Hoo-ah. Dizzying poetic book about ayahuasca; one of the most extraordinarily structured things I have ever encountered, multiple overlapping threads and timelines, as stories and meta-stories revolve, and come together, eventually to staggering effect. Uses a tale of a quest to visit a legendary shaman in the jungle for his teachings as the format for a tale told in the structure of an ayahuasca session over one evening. Or something. Deeply weird and disorienting for most of the ride, but ultimately magnificent in the most surprising way, illuminating a very different culture and mindset, not to mention the world of ayahuasca itself. (Nonfiction, if that wasn’t clear.)
Nobody Move – Denis Johnson
After winning the National Book Award for his epic last book (Tree of Smoke), Johnson kicks back with a taut deadpan crime noir. I have collected a few of his books, oddly this was the first I read. Funny and tight, but crime is just not my genre.
Te Wheke – Rangimarie Turuki Pere
Ancient Maori wisdom revealed. Nice.
Trail of the Hawk - Cornelius van Dorp
Folks from NZ take pounamu to various american indian tribes, possibly as fulfilment of ancient indian prophecy. Um. Unusual. Interesting that people are out there doing this kind of thing, though.
In Search of the Southern Serpent – Hamish Miller, Barry Brailsford
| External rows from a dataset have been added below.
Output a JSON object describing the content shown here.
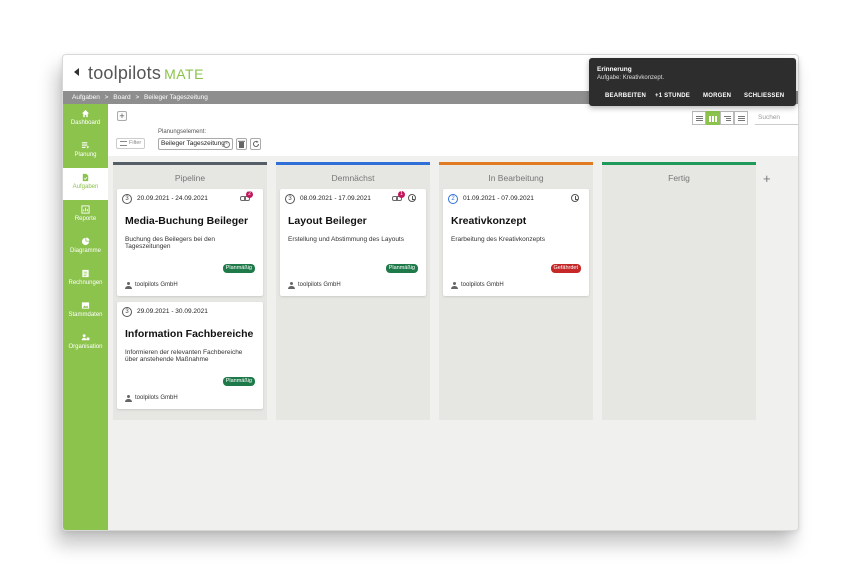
{
  "app": {
    "logo_tool": "tool",
    "logo_pilots": "pilots",
    "logo_mate": "MATE"
  },
  "breadcrumb": [
    "Aufgaben",
    ">",
    "Board",
    ">",
    "Beileger Tageszeitung"
  ],
  "sidebar": {
    "items": [
      {
        "label": "Dashboard",
        "icon": "home-icon"
      },
      {
        "label": "Planung",
        "icon": "planning-icon"
      },
      {
        "label": "Aufgaben",
        "icon": "task-icon",
        "active": true
      },
      {
        "label": "Reporte",
        "icon": "report-icon"
      },
      {
        "label": "Diagramme",
        "icon": "pie-chart-icon"
      },
      {
        "label": "Rechnungen",
        "icon": "invoice-icon"
      },
      {
        "label": "Stammdaten",
        "icon": "image-icon"
      },
      {
        "label": "Organisation",
        "icon": "org-icon"
      }
    ]
  },
  "toolbar": {
    "add_label": "+",
    "filter_label": "Filter",
    "plan_label": "Planungselement:",
    "plan_value": "Beileger Tageszeitung",
    "search_placeholder": "Suchen"
  },
  "columns": [
    {
      "title": "Pipeline",
      "color": "#555e66"
    },
    {
      "title": "Demnächst",
      "color": "#2f6fd6"
    },
    {
      "title": "In Bearbeitung",
      "color": "#e07b22"
    },
    {
      "title": "Fertig",
      "color": "#1f9a5a"
    }
  ],
  "add_column": "+",
  "cards": {
    "media": {
      "num": "3",
      "dates": "20.09.2021 - 24.09.2021",
      "links": "2",
      "title": "Media-Buchung Beileger",
      "desc": "Buchung des Beilegers bei den Tageszeitungen",
      "status": "Planmäßig",
      "owner": "toolpilots GmbH"
    },
    "info": {
      "num": "3",
      "dates": "29.09.2021 - 30.09.2021",
      "title": "Information Fachbereiche",
      "desc": "Informieren der relevanten Fachbereiche über anstehende Maßnahme",
      "status": "Planmäßig",
      "owner": "toolpilots GmbH"
    },
    "layout": {
      "num": "3",
      "dates": "08.09.2021 - 17.09.2021",
      "links": "1",
      "title": "Layout Beileger",
      "desc": "Erstellung und Abstimmung des Layouts",
      "status": "Planmäßig",
      "owner": "toolpilots GmbH"
    },
    "kreativ": {
      "num": "2",
      "dates": "01.09.2021 - 07.09.2021",
      "title": "Kreativkonzept",
      "desc": "Erarbeitung des Kreativkonzepts",
      "status": "Gefährdet",
      "owner": "toolpilots GmbH"
    }
  },
  "toast": {
    "title": "Erinnerung",
    "message": "Aufgabe: Kreativkonzept.",
    "actions": [
      "BEARBEITEN",
      "+1 STUNDE",
      "MORGEN",
      "SCHLIESSEN"
    ]
  }
}
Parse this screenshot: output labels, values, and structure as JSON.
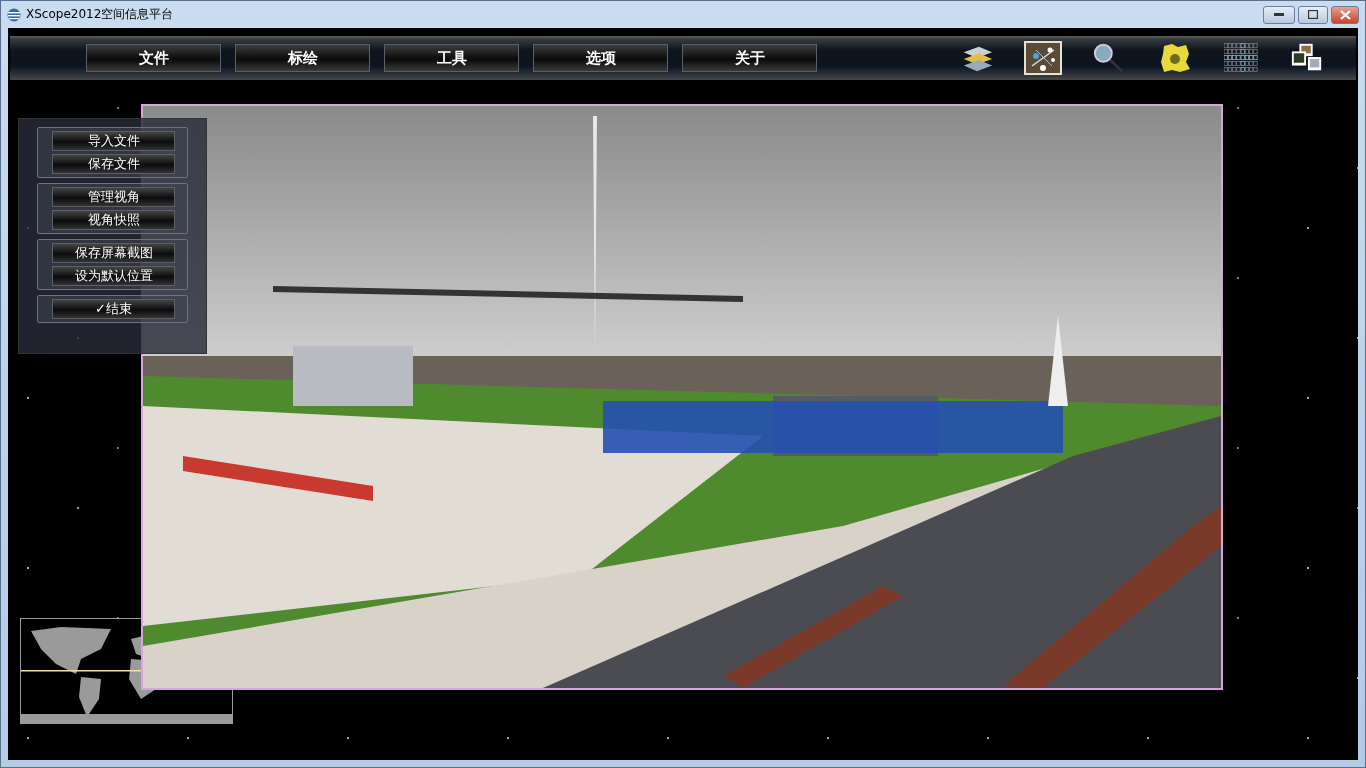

More outré than my usual taste. Specific research. The guy that mapped major energy lines across the UK and Europe came to NZ a bunch, hooked up with a guy that knows Maori legends and history, and went off to see what he could find here, dowsing NZ power spots. Again, interesting that these people are out there.
Voice of the Fire – Alan Moore
Finally getting around to this! Hard going but truly extraordinary visionary prose.
Coming soon, probably:
A World Without Time – Palle Yourgrau. Which looks incredible.
I also feel like I have read lots of bits of stuff as research – eg, Stolen Continent, Wayfinders, etc.,and maybe forgotten some stuff entirely…